What the exercise asks: Every record below must be copied exactly, with images dropped.

____ Data for this exercise

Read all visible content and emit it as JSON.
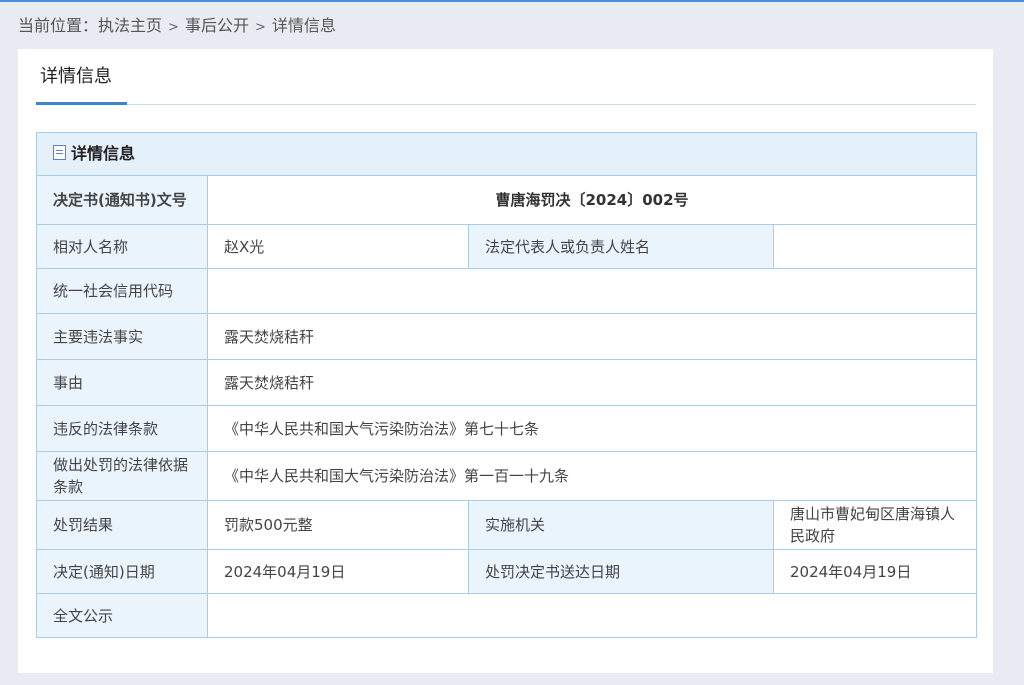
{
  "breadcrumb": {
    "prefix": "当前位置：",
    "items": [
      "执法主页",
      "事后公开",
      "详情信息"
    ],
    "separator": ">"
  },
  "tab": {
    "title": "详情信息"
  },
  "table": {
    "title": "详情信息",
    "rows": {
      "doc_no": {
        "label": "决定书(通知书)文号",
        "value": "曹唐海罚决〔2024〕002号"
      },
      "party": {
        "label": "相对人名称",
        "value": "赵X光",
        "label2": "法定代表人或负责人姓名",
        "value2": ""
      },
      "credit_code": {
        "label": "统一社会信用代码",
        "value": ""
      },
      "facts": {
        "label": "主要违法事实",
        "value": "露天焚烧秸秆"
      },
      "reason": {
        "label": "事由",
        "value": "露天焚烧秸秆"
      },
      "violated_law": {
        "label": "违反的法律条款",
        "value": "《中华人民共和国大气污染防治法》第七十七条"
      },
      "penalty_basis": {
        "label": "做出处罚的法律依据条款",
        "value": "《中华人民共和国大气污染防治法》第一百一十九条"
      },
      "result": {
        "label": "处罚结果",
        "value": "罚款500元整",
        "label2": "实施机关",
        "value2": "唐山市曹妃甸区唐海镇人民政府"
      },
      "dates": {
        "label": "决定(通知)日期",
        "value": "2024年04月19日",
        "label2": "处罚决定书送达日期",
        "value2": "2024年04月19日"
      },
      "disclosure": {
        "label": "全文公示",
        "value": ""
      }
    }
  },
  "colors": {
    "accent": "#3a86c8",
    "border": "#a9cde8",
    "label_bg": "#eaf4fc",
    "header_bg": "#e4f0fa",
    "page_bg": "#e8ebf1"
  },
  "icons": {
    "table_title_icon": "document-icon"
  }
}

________

Reply:
Read all visible content and emit it as JSON.
{
  "breadcrumb": {
    "prefix": "当前位置：",
    "items": [
      "执法主页",
      "事后公开",
      "详情信息"
    ],
    "separator": ">"
  },
  "tab": {
    "title": "详情信息"
  },
  "table": {
    "title": "详情信息",
    "rows": {
      "doc_no": {
        "label": "决定书(通知书)文号",
        "value": "曹唐海罚决〔2024〕002号"
      },
      "party": {
        "label": "相对人名称",
        "value": "赵X光",
        "label2": "法定代表人或负责人姓名",
        "value2": ""
      },
      "credit_code": {
        "label": "统一社会信用代码",
        "value": ""
      },
      "facts": {
        "label": "主要违法事实",
        "value": "露天焚烧秸秆"
      },
      "reason": {
        "label": "事由",
        "value": "露天焚烧秸秆"
      },
      "violated_law": {
        "label": "违反的法律条款",
        "value": "《中华人民共和国大气污染防治法》第七十七条"
      },
      "penalty_basis": {
        "label": "做出处罚的法律依据条款",
        "value": "《中华人民共和国大气污染防治法》第一百一十九条"
      },
      "result": {
        "label": "处罚结果",
        "value": "罚款500元整",
        "label2": "实施机关",
        "value2": "唐山市曹妃甸区唐海镇人民政府"
      },
      "dates": {
        "label": "决定(通知)日期",
        "value": "2024年04月19日",
        "label2": "处罚决定书送达日期",
        "value2": "2024年04月19日"
      },
      "disclosure": {
        "label": "全文公示",
        "value": ""
      }
    }
  },
  "colors": {
    "accent": "#3a86c8",
    "border": "#a9cde8",
    "label_bg": "#eaf4fc",
    "header_bg": "#e4f0fa",
    "page_bg": "#e8ebf1"
  },
  "icons": {
    "table_title_icon": "document-icon"
  }
}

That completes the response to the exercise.